Exercise data:
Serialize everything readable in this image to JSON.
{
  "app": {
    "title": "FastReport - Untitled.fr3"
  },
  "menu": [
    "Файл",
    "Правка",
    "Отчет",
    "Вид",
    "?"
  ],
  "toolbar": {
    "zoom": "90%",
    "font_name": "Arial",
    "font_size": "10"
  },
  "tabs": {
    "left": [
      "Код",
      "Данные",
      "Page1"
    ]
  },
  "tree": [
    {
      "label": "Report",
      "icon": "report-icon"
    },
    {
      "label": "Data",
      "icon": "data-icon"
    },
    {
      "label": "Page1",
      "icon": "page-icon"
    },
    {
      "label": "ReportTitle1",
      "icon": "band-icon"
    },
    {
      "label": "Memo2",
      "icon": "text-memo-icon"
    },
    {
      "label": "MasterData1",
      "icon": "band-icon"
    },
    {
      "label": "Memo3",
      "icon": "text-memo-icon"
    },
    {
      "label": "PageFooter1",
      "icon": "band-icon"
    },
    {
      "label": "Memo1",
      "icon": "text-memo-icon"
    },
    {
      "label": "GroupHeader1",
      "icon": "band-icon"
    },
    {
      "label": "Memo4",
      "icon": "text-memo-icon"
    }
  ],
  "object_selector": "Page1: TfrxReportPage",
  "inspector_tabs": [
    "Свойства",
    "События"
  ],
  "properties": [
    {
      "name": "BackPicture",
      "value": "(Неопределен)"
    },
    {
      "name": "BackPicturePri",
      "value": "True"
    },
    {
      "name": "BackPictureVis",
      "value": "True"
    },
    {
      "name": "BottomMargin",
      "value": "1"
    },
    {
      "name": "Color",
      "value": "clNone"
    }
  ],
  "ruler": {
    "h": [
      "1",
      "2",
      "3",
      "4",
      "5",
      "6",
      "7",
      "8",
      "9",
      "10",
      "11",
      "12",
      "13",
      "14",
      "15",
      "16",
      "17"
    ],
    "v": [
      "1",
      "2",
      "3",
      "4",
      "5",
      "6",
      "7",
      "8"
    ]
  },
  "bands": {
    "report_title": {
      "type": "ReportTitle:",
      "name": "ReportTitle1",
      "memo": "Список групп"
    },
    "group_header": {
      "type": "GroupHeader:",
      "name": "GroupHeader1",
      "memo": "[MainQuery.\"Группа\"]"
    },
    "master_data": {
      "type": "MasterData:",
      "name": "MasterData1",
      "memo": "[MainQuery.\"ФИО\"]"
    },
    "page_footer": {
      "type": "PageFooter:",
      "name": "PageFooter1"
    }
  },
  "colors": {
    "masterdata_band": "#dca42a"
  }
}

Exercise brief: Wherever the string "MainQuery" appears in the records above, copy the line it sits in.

Solved exercise:
      "memo": "[MainQuery.\"Группа\"]"
      "memo": "[MainQuery.\"ФИО\"]"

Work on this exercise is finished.